### EXERCISE BRIEF
Write out every record in full, keeping each character exactly as it is.

[[ DATA UNDER STUDY open ]]

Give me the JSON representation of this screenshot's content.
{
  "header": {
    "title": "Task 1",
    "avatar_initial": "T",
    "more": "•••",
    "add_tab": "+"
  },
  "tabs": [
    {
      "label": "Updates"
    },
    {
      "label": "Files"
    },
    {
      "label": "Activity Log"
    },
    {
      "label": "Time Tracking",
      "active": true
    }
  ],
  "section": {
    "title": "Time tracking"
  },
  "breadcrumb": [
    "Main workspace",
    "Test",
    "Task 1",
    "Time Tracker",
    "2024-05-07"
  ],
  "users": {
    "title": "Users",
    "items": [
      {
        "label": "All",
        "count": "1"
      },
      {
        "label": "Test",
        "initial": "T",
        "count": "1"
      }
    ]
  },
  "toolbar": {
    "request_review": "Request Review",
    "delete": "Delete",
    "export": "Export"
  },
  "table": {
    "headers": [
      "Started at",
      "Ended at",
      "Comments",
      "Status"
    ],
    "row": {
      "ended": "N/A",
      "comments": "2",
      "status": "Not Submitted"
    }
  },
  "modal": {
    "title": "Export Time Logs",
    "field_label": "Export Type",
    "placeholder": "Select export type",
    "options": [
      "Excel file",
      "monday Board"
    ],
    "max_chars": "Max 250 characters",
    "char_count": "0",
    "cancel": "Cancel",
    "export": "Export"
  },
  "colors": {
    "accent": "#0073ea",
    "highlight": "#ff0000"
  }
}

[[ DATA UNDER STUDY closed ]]

### WORKED SOLUTION
Give me the JSON representation of this screenshot's content.
{
  "header": {
    "title": "Task 1",
    "avatar_initial": "T",
    "more": "•••",
    "add_tab": "+"
  },
  "tabs": [
    {
      "label": "Updates"
    },
    {
      "label": "Files"
    },
    {
      "label": "Activity Log"
    },
    {
      "label": "Time Tracking",
      "active": true
    }
  ],
  "section": {
    "title": "Time tracking"
  },
  "breadcrumb": [
    "Main workspace",
    "Test",
    "Task 1",
    "Time Tracker",
    "2024-05-07"
  ],
  "users": {
    "title": "Users",
    "items": [
      {
        "label": "All",
        "count": "1"
      },
      {
        "label": "Test",
        "initial": "T",
        "count": "1"
      }
    ]
  },
  "toolbar": {
    "request_review": "Request Review",
    "delete": "Delete",
    "export": "Export"
  },
  "table": {
    "headers": [
      "Started at",
      "Ended at",
      "Comments",
      "Status"
    ],
    "row": {
      "ended": "N/A",
      "comments": "2",
      "status": "Not Submitted"
    }
  },
  "modal": {
    "title": "Export Time Logs",
    "field_label": "Export Type",
    "placeholder": "Select export type",
    "options": [
      "Excel file",
      "monday Board"
    ],
    "max_chars": "Max 250 characters",
    "char_count": "0",
    "cancel": "Cancel",
    "export": "Export"
  },
  "colors": {
    "accent": "#0073ea",
    "highlight": "#ff0000"
  }
}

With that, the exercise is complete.